Ever since the explosion of the internet, personal ownership of created content has been heavily disputed. In an arena where anyone can steal anything at any time, how does a songwriter protect their original content?
Library of Congress
Before diving into copyright protection, remember that you can’t prevent all forms of piracy. It exists and it will happen in some form or another, be it a blatant copy or simply a reimagining of your idea. You can’t fight every battle. You can only be informed and choose the battles worth fighting. In the end, the cases you choose to pursue should be based on your best judgement. A younger kid just getting into online performance probably made a simple mistake. A full company taking your song, however, is far less innocent.
To protect your songs, the best way is through registration with the Library of Congress. While your work is automatically protected in the United States once it exists in a tangible format, the Library produces a public record of it that provides legal advantages should you choose to pursue copyright infringement.

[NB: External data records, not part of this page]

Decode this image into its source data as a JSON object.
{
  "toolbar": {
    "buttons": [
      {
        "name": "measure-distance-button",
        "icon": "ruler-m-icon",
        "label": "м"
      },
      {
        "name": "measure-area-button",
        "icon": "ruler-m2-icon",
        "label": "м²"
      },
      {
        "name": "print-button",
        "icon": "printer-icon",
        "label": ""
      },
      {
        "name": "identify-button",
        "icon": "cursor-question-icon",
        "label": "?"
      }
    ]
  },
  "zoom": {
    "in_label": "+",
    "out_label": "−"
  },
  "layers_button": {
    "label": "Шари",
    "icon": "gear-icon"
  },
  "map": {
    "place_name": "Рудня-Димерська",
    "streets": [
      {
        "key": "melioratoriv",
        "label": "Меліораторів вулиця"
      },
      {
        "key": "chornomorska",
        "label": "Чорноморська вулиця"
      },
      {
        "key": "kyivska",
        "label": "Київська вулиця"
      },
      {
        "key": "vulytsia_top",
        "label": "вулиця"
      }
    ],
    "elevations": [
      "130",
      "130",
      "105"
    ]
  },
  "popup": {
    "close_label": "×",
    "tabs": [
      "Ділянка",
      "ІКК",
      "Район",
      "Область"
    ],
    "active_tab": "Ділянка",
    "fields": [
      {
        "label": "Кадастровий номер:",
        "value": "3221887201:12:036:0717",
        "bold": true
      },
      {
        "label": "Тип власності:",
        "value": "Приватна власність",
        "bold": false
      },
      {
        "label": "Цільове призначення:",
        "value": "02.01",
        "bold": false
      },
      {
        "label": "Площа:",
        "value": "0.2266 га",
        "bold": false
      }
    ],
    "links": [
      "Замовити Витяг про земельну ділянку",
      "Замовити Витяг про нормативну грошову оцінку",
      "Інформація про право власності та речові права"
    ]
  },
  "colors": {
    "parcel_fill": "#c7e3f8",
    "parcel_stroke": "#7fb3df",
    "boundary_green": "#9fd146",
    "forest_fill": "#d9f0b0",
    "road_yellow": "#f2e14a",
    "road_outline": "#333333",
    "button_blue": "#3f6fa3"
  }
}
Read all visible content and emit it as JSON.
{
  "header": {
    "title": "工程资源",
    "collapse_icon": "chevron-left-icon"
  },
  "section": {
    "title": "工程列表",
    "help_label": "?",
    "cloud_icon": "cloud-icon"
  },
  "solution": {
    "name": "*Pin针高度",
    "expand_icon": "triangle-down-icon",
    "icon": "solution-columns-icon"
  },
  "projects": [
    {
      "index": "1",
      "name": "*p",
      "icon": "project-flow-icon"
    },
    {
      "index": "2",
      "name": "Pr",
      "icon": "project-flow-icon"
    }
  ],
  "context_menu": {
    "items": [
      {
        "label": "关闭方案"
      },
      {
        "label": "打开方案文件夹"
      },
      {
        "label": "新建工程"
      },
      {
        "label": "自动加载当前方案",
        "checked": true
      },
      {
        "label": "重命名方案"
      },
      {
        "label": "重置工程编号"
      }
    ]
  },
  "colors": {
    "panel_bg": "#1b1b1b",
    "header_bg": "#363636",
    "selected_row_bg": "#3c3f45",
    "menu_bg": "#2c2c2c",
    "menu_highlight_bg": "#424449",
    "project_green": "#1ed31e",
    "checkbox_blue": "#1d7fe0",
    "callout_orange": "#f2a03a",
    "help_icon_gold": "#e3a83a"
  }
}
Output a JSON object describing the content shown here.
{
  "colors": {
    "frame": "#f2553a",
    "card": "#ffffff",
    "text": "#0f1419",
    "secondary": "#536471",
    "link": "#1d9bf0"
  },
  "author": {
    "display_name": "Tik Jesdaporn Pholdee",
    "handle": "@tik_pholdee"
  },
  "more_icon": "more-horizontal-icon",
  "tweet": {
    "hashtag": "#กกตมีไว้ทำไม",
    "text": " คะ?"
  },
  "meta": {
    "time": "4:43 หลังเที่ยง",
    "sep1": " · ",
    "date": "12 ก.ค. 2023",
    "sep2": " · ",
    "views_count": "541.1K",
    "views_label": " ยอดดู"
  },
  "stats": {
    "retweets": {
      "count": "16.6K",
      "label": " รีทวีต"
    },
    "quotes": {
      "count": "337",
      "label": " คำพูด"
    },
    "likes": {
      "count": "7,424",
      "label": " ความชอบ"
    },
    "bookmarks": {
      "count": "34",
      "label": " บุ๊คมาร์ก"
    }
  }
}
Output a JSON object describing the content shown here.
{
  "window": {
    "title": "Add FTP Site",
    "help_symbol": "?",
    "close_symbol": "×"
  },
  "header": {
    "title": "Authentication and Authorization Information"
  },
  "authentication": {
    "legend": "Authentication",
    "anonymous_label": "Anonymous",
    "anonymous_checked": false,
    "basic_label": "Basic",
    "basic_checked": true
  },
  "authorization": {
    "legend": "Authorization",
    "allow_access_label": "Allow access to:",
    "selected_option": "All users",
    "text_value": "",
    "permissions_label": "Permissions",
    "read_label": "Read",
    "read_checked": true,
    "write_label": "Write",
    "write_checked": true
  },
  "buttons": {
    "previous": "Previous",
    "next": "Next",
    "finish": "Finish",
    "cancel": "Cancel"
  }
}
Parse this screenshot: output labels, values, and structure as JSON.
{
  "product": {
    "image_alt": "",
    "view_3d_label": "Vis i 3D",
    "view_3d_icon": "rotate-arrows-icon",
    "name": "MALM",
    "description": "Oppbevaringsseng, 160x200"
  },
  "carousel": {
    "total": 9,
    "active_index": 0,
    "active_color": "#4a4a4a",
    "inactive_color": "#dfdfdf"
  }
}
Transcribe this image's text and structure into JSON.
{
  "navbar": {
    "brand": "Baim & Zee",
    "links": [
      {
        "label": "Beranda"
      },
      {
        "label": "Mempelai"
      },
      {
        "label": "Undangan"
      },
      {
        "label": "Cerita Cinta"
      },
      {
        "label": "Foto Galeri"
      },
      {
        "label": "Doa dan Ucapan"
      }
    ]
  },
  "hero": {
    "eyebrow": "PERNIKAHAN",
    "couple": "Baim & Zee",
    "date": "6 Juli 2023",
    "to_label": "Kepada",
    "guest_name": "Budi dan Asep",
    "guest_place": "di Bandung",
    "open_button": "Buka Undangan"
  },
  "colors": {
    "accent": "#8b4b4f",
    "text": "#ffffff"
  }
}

In order to do this, all you need to do is fill out a registration form, submit the correct fee and submit your work. This can all be done either online or through the mail. Once this is received, there is a procedure the Library will go through before accepting your work. First, they process the payment. After that clears, they examine your application to make sure everything is filled out properly. Following this verification, your song is assigned a number and a certificate of registration is mailed to you. Your work is them added to an online, searchable public record.